:: What this task involves ::
Return all lines from the entries below in which the word "Visualizações" is present.
===== Source material =====
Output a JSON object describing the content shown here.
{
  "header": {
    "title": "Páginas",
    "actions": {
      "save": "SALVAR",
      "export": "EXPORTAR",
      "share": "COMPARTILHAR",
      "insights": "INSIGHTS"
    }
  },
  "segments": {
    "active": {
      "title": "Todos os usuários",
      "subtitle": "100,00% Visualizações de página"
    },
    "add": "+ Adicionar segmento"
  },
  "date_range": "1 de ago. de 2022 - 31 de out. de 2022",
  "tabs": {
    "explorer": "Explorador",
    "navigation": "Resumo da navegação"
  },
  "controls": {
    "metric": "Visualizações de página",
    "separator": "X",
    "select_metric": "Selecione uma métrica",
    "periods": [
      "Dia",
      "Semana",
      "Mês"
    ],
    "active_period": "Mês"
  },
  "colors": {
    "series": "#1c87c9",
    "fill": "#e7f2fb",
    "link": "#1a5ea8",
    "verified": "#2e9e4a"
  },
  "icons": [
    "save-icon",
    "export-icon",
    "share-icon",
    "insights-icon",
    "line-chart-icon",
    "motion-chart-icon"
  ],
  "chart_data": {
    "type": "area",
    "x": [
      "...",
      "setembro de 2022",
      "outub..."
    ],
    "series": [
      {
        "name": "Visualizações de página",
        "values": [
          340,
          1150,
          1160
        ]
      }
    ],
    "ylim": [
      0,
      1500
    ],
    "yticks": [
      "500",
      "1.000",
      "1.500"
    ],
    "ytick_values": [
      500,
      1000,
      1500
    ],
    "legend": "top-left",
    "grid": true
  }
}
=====
:: Response area ::
      "subtitle": "100,00% Visualizações de página"
    "metric": "Visualizações de página",
        "name": "Visualizações de página",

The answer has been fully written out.